_About this task_
Every entry needs to be duplicated exactly.

Information START

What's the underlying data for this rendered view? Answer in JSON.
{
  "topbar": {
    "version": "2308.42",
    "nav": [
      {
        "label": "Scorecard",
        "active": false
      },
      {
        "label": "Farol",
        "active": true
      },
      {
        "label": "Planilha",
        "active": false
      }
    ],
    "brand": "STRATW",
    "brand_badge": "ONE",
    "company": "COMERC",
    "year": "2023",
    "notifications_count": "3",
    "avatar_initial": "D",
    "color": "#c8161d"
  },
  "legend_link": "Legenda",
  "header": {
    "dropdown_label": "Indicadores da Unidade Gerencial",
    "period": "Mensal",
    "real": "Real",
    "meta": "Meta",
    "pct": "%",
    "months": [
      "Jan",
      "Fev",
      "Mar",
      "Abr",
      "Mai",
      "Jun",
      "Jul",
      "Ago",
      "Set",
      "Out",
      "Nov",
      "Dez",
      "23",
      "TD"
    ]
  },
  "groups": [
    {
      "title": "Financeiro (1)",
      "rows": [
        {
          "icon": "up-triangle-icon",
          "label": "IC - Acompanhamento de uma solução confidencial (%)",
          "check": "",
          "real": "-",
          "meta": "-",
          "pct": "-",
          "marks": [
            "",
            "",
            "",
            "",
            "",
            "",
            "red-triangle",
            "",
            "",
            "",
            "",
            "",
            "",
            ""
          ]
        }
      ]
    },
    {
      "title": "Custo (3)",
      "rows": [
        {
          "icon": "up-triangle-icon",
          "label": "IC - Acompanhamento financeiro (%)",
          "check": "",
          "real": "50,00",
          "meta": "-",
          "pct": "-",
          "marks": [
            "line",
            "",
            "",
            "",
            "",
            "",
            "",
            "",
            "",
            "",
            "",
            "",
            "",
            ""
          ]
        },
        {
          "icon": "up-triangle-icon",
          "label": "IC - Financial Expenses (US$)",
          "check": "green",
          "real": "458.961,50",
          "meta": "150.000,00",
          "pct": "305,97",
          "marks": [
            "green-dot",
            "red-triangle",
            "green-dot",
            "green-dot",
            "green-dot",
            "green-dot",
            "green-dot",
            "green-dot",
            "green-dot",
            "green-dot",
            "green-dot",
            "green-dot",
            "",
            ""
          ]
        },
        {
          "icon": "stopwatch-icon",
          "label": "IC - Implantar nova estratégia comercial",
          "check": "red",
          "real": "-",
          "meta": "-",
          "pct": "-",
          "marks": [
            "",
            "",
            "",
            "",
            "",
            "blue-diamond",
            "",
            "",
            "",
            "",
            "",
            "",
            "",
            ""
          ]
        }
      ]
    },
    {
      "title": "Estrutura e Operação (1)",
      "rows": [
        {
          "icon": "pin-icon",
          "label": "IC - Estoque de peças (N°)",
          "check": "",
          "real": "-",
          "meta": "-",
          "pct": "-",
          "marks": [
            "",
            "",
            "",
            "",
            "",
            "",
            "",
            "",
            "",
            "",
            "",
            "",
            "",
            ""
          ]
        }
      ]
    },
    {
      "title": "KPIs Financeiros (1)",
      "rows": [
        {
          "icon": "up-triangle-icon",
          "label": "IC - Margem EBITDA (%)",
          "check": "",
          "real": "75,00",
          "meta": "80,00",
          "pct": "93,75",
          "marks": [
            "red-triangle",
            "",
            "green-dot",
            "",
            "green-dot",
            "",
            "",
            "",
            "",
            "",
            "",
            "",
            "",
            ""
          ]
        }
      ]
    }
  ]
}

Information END

_The answer_
What's the underlying data for this rendered view? Answer in JSON.
{
  "topbar": {
    "version": "2308.42",
    "nav": [
      {
        "label": "Scorecard",
        "active": false
      },
      {
        "label": "Farol",
        "active": true
      },
      {
        "label": "Planilha",
        "active": false
      }
    ],
    "brand": "STRATW",
    "brand_badge": "ONE",
    "company": "COMERC",
    "year": "2023",
    "notifications_count": "3",
    "avatar_initial": "D",
    "color": "#c8161d"
  },
  "legend_link": "Legenda",
  "header": {
    "dropdown_label": "Indicadores da Unidade Gerencial",
    "period": "Mensal",
    "real": "Real",
    "meta": "Meta",
    "pct": "%",
    "months": [
      "Jan",
      "Fev",
      "Mar",
      "Abr",
      "Mai",
      "Jun",
      "Jul",
      "Ago",
      "Set",
      "Out",
      "Nov",
      "Dez",
      "23",
      "TD"
    ]
  },
  "groups": [
    {
      "title": "Financeiro (1)",
      "rows": [
        {
          "icon": "up-triangle-icon",
          "label": "IC - Acompanhamento de uma solução confidencial (%)",
          "check": "",
          "real": "-",
          "meta": "-",
          "pct": "-",
          "marks": [
            "",
            "",
            "",
            "",
            "",
            "",
            "red-triangle",
            "",
            "",
            "",
            "",
            "",
            "",
            ""
          ]
        }
      ]
    },
    {
      "title": "Custo (3)",
      "rows": [
        {
          "icon": "up-triangle-icon",
          "label": "IC - Acompanhamento financeiro (%)",
          "check": "",
          "real": "50,00",
          "meta": "-",
          "pct": "-",
          "marks": [
            "line",
            "",
            "",
            "",
            "",
            "",
            "",
            "",
            "",
            "",
            "",
            "",
            "",
            ""
          ]
        },
        {
          "icon": "up-triangle-icon",
          "label": "IC - Financial Expenses (US$)",
          "check": "green",
          "real": "458.961,50",
          "meta": "150.000,00",
          "pct": "305,97",
          "marks": [
            "green-dot",
            "red-triangle",
            "green-dot",
            "green-dot",
            "green-dot",
            "green-dot",
            "green-dot",
            "green-dot",
            "green-dot",
            "green-dot",
            "green-dot",
            "green-dot",
            "",
            ""
          ]
        },
        {
          "icon": "stopwatch-icon",
          "label": "IC - Implantar nova estratégia comercial",
          "check": "red",
          "real": "-",
          "meta": "-",
          "pct": "-",
          "marks": [
            "",
            "",
            "",
            "",
            "",
            "blue-diamond",
            "",
            "",
            "",
            "",
            "",
            "",
            "",
            ""
          ]
        }
      ]
    },
    {
      "title": "Estrutura e Operação (1)",
      "rows": [
        {
          "icon": "pin-icon",
          "label": "IC - Estoque de peças (N°)",
          "check": "",
          "real": "-",
          "meta": "-",
          "pct": "-",
          "marks": [
            "",
            "",
            "",
            "",
            "",
            "",
            "",
            "",
            "",
            "",
            "",
            "",
            "",
            ""
          ]
        }
      ]
    },
    {
      "title": "KPIs Financeiros (1)",
      "rows": [
        {
          "icon": "up-triangle-icon",
          "label": "IC - Margem EBITDA (%)",
          "check": "",
          "real": "75,00",
          "meta": "80,00",
          "pct": "93,75",
          "marks": [
            "red-triangle",
            "",
            "green-dot",
            "",
            "green-dot",
            "",
            "",
            "",
            "",
            "",
            "",
            "",
            "",
            ""
          ]
        }
      ]
    }
  ]
}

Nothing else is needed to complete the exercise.